Menopausal hot flashes: mechanisms, endocrinology, treatment

J Steroid Biochem Mol Biol. 2014 Jul;142:115-20. doi: 10.1016/j.jsbmb.2013.08.010. Epub 2013 Sep 4.

Abstract

Hot flashes (HFs) are a rapid and exaggerated heat dissipation response, consisting of profuse sweating, peripheral vasodilation, and feelings of intense, internal heat. They are triggered by small elevations in core body temperature (Tc) acting within a greatly reduced thermoneutral zone, i.e., the Tc region between the upper (sweating) and lower (shivering) thresholds. This is due in part, but not entirely, to estrogen depletion at menopause. Elevated central sympathetic activation, mediated through α2-adrenergic receptors, is one factor responsible for narrowing of the thermoneutral zone.
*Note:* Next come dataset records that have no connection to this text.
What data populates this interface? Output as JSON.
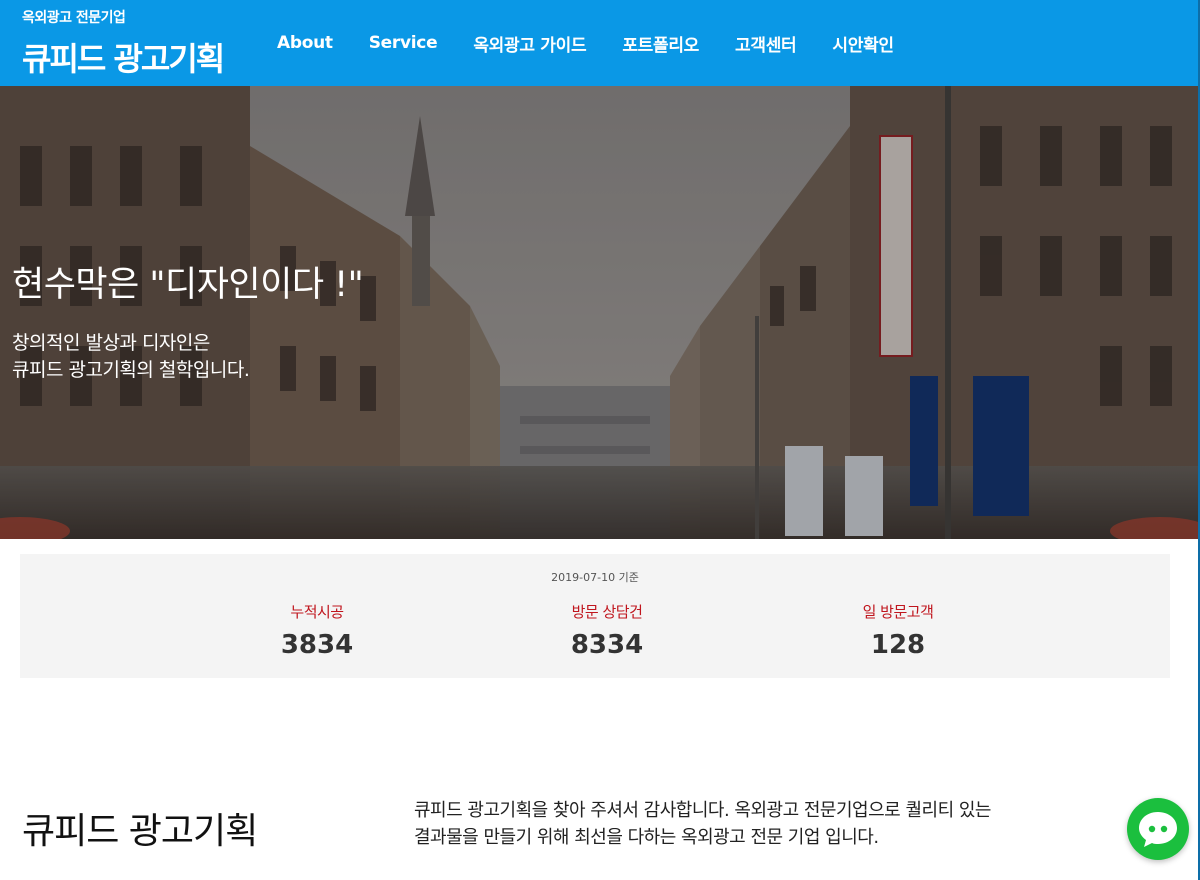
{
  "header": {
    "logo_tagline": "옥외광고 전문기업",
    "logo_title": "큐피드 광고기획",
    "nav": [
      "About",
      "Service",
      "옥외광고 가이드",
      "포트폴리오",
      "고객센터",
      "시안확인"
    ]
  },
  "hero": {
    "title": "현수막은 \"디자인이다 !\"",
    "subtitle_line1": "창의적인 발상과 디자인은",
    "subtitle_line2": "큐피드 광고기획의 철학입니다."
  },
  "stats": {
    "date_note": "2019-07-10 기준",
    "items": [
      {
        "label": "누적시공",
        "value": "3834"
      },
      {
        "label": "방문 상담건",
        "value": "8334"
      },
      {
        "label": "일 방문고객",
        "value": "128"
      }
    ]
  },
  "about": {
    "title": "큐피드 광고기획",
    "line1": "큐피드 광고기획을 찾아 주셔서 감사합니다. 옥외광고 전문기업으로 퀄리티 있는",
    "line2": "결과물을 만들기 위해 최선을 다하는 옥외광고 전문 기업 입니다."
  },
  "chat": {
    "icon": "chat-bubble-icon"
  },
  "colors": {
    "header_bg": "#0a98e6",
    "stat_label": "#c0161e",
    "chat_bg": "#1bbf3e"
  }
}
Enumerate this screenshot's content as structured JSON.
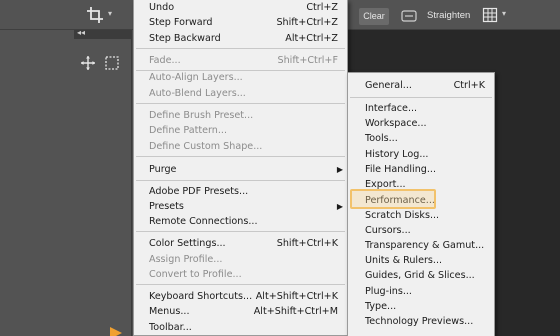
{
  "options_bar": {
    "clear_label": "Clear",
    "straighten_label": "Straighten"
  },
  "tool_panel": {
    "collapse_glyph": "◂◂"
  },
  "icons": {
    "crop": "crop-icon",
    "move": "move-icon",
    "marquee": "marquee-icon",
    "straighten": "straighten-icon",
    "grid": "grid-icon"
  },
  "colors": {
    "highlight_border": "#f2c26b",
    "arrow": "#f0a030"
  },
  "edit_menu": {
    "items": [
      {
        "label": "Undo",
        "shortcut": "Ctrl+Z",
        "enabled": true
      },
      {
        "label": "Step Forward",
        "shortcut": "Shift+Ctrl+Z",
        "enabled": true
      },
      {
        "label": "Step Backward",
        "shortcut": "Alt+Ctrl+Z",
        "enabled": true
      },
      {
        "label": "Fade...",
        "shortcut": "Shift+Ctrl+F",
        "enabled": false
      },
      {
        "label": "Auto-Align Layers...",
        "shortcut": "",
        "enabled": false
      },
      {
        "label": "Auto-Blend Layers...",
        "shortcut": "",
        "enabled": false
      },
      {
        "label": "Define Brush Preset...",
        "shortcut": "",
        "enabled": false
      },
      {
        "label": "Define Pattern...",
        "shortcut": "",
        "enabled": false
      },
      {
        "label": "Define Custom Shape...",
        "shortcut": "",
        "enabled": false
      },
      {
        "label": "Purge",
        "shortcut": "",
        "enabled": true,
        "submenu": true
      },
      {
        "label": "Adobe PDF Presets...",
        "shortcut": "",
        "enabled": true
      },
      {
        "label": "Presets",
        "shortcut": "",
        "enabled": true,
        "submenu": true
      },
      {
        "label": "Remote Connections...",
        "shortcut": "",
        "enabled": true
      },
      {
        "label": "Color Settings...",
        "shortcut": "Shift+Ctrl+K",
        "enabled": true
      },
      {
        "label": "Assign Profile...",
        "shortcut": "",
        "enabled": false
      },
      {
        "label": "Convert to Profile...",
        "shortcut": "",
        "enabled": false
      },
      {
        "label": "Keyboard Shortcuts...",
        "shortcut": "Alt+Shift+Ctrl+K",
        "enabled": true
      },
      {
        "label": "Menus...",
        "shortcut": "Alt+Shift+Ctrl+M",
        "enabled": true
      },
      {
        "label": "Toolbar...",
        "shortcut": "",
        "enabled": true
      }
    ]
  },
  "preferences_menu": {
    "items": [
      {
        "label": "General...",
        "shortcut": "Ctrl+K"
      },
      {
        "label": "Interface...",
        "shortcut": ""
      },
      {
        "label": "Workspace...",
        "shortcut": ""
      },
      {
        "label": "Tools...",
        "shortcut": ""
      },
      {
        "label": "History Log...",
        "shortcut": ""
      },
      {
        "label": "File Handling...",
        "shortcut": ""
      },
      {
        "label": "Export...",
        "shortcut": ""
      },
      {
        "label": "Performance...",
        "shortcut": "",
        "highlighted": true
      },
      {
        "label": "Scratch Disks...",
        "shortcut": ""
      },
      {
        "label": "Cursors...",
        "shortcut": ""
      },
      {
        "label": "Transparency & Gamut...",
        "shortcut": ""
      },
      {
        "label": "Units & Rulers...",
        "shortcut": ""
      },
      {
        "label": "Guides, Grid & Slices...",
        "shortcut": ""
      },
      {
        "label": "Plug-ins...",
        "shortcut": ""
      },
      {
        "label": "Type...",
        "shortcut": ""
      },
      {
        "label": "Technology Previews...",
        "shortcut": ""
      }
    ]
  }
}
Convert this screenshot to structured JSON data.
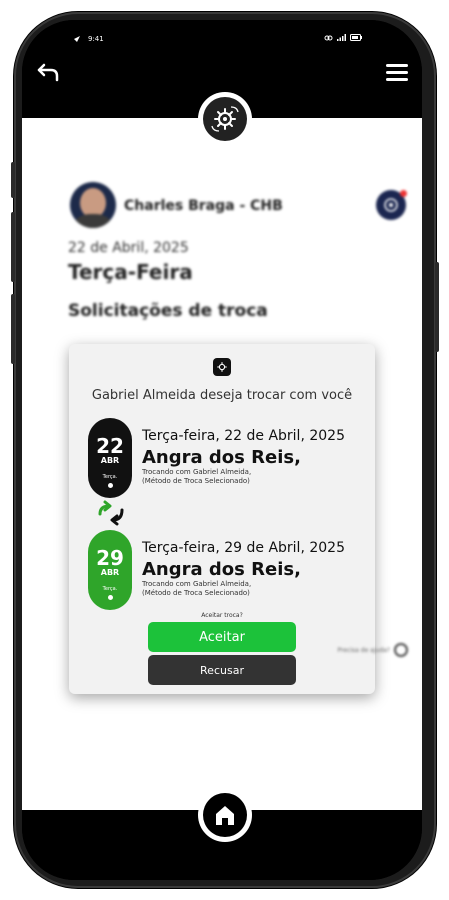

Procedures which reduce this activation, such as paced respiration and clonidine administration, ameliorate HFs as will peripheral cooling. HFs are responsible for some, but not all, of the sleep disturbance reported during menopause. Recent work calls into question the role of serotonin in HFs. This article is part of a Special Issue entitled 'Menopause'.

Keywords: Hot flashes; Menopause; Sleep; Thermoregulation.

Publication types

  • Research Support, N.I.H., Extramural
  • Review

MeSH terms

  • Adult
  • Body Temperature Regulation / physiology
  • Circadian Rhythm
  • Clonidine / therapeutic use
  • Estrogen Replacement Therapy
  • Female
  • Hot Flashes* / physiopathology
  • Hot Flashes* / therapy
  • Humans
  • Menopause / physiology*
  • Middle Aged
  • Serotonin Uptake Inhibitors / therapeutic use
  • Sleep / physiology
  • Sweating

Substances

  • Serotonin Uptake Inhibitors
  • Clonidine